▶ **WHAT IS NEEDED**: Each of the lines below must be retyped character for character.

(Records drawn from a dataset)

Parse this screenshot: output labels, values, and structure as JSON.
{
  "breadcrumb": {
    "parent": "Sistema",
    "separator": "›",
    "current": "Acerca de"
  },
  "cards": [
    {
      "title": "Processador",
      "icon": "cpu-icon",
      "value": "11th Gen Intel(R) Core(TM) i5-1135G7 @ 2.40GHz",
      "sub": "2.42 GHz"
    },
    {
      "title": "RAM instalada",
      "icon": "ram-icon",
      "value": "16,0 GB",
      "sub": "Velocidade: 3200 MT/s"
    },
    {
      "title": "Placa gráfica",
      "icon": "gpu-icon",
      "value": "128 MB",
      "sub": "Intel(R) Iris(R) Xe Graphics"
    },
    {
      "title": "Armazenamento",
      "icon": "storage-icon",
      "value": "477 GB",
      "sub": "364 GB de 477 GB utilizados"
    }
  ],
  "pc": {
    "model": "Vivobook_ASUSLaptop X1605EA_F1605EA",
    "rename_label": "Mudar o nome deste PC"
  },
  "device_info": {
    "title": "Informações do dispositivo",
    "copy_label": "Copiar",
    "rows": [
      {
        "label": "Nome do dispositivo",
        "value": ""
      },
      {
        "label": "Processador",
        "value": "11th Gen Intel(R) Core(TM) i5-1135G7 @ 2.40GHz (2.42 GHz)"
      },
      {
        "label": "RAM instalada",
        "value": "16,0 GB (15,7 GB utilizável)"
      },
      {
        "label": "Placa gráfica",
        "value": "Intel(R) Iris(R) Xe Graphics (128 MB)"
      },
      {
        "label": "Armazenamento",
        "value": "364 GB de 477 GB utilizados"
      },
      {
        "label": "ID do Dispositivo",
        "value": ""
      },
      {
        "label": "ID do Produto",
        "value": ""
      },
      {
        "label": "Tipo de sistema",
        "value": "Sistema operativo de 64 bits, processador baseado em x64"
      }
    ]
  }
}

▶ **FINISHED TASK**:
Parse this screenshot: output labels, values, and structure as JSON.
{
  "breadcrumb": {
    "parent": "Sistema",
    "separator": "›",
    "current": "Acerca de"
  },
  "cards": [
    {
      "title": "Processador",
      "icon": "cpu-icon",
      "value": "11th Gen Intel(R) Core(TM) i5-1135G7 @ 2.40GHz",
      "sub": "2.42 GHz"
    },
    {
      "title": "RAM instalada",
      "icon": "ram-icon",
      "value": "16,0 GB",
      "sub": "Velocidade: 3200 MT/s"
    },
    {
      "title": "Placa gráfica",
      "icon": "gpu-icon",
      "value": "128 MB",
      "sub": "Intel(R) Iris(R) Xe Graphics"
    },
    {
      "title": "Armazenamento",
      "icon": "storage-icon",
      "value": "477 GB",
      "sub": "364 GB de 477 GB utilizados"
    }
  ],
  "pc": {
    "model": "Vivobook_ASUSLaptop X1605EA_F1605EA",
    "rename_label": "Mudar o nome deste PC"
  },
  "device_info": {
    "title": "Informações do dispositivo",
    "copy_label": "Copiar",
    "rows": [
      {
        "label": "Nome do dispositivo",
        "value": ""
      },
      {
        "label": "Processador",
        "value": "11th Gen Intel(R) Core(TM) i5-1135G7 @ 2.40GHz (2.42 GHz)"
      },
      {
        "label": "RAM instalada",
        "value": "16,0 GB (15,7 GB utilizável)"
      },
      {
        "label": "Placa gráfica",
        "value": "Intel(R) Iris(R) Xe Graphics (128 MB)"
      },
      {
        "label": "Armazenamento",
        "value": "364 GB de 477 GB utilizados"
      },
      {
        "label": "ID do Dispositivo",
        "value": ""
      },
      {
        "label": "ID do Produto",
        "value": ""
      },
      {
        "label": "Tipo de sistema",
        "value": "Sistema operativo de 64 bits, processador baseado em x64"
      }
    ]
  }
}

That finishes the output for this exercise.